and give voice to new interpretations of
the objects.These evolving social clusters
can give rise to what the American literary
theorist Stanley Fish calls "interpretive
communities",
2
communities that coalesce
around a certain reading of a literary text
in Fish's case or for that matter to life
itself.' Such an interpretive community was
identified by Janice Radway in her ethno-
graphic study of a group of women
romance novel readers.
3
Although the
number of possible interpretations of the
stories was virtually infinite, the women
used the texts in specific ways that were
meaningful to them, often using the narra-
tives in a surprisingly oppositional way.
Virtual communities extend this metaphor
and draw participants into long-term,
sustained discussion and interaction.Virtual
communities now span the globe, cross
geographical and cultural boundaries and
reaffirm trans-national and diasporic con-
nections through a common language and
shared experiences. At the same time, other
communities connect people from diffe-
rent cultural backgrounds across cyberspace
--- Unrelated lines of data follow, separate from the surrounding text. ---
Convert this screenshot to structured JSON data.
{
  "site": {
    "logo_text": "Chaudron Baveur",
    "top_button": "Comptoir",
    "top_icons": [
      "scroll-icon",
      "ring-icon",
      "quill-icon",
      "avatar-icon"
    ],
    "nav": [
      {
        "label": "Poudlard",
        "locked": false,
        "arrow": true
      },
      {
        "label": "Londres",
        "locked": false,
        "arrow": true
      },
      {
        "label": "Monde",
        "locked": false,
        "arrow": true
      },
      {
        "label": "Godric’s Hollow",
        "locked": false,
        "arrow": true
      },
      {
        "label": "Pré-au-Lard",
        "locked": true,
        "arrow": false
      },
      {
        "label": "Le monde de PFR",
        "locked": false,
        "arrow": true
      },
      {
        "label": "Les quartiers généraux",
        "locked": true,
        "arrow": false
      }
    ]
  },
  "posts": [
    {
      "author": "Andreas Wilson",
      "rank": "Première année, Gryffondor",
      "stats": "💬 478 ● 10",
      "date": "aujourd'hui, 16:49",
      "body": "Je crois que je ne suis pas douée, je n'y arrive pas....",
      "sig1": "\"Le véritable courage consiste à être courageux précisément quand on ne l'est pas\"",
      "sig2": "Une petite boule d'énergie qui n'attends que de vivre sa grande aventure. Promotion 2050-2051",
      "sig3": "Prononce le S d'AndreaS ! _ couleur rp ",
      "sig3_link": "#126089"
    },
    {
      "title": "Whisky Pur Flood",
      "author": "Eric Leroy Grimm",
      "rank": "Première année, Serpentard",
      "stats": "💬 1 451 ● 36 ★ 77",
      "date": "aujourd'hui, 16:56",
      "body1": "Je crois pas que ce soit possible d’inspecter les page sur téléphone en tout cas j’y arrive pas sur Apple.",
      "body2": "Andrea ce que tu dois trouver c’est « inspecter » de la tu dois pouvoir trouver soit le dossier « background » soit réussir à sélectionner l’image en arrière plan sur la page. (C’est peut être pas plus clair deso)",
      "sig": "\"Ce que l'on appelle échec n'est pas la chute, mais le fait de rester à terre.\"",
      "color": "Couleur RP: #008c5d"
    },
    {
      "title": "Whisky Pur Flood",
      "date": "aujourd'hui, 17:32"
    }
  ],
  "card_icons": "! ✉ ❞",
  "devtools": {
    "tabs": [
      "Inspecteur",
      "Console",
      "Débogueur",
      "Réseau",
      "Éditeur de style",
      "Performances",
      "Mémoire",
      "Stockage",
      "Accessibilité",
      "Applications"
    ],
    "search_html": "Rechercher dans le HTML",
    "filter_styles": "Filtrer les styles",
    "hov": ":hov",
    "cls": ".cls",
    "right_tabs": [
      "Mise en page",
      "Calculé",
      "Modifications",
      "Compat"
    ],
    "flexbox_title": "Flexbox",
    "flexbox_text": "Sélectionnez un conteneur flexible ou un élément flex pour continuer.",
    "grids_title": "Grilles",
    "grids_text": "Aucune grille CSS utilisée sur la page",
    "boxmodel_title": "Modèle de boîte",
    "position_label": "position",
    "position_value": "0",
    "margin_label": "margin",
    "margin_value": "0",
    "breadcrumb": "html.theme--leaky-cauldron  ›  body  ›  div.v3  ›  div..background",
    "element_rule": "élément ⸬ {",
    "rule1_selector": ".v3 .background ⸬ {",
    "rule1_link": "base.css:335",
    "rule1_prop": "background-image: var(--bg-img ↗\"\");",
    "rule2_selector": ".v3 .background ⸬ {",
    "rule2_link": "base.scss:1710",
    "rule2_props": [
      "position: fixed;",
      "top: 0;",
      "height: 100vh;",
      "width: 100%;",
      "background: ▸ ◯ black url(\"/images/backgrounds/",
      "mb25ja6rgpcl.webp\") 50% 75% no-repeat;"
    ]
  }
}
to exchange ideas and stories around the
same mutual passion may it be snuff
boxes, trilobites or Picasso.
The invisible crossing of national or cultu-
ral borders in virtual communities creates
new opportunities for museums. Hazan:
`Through discussions around the digital
artefacts, i.e. photographs, audio files, or
short movies and narratives, museums
forge new connections to the collections
2Stanley Fish: Is There a Text in This Class?:The Authority
of Interpretive Communities. Cambridge: Harvard
University Press, 1980.
3Janice A. Radway: Reading the Romance:Women,
Patriarchy, and Popular Literature. Chapel Hill, NC:
University of North Carolina Press, 1991.
2004,
Photo
g
raph,
Amit Gal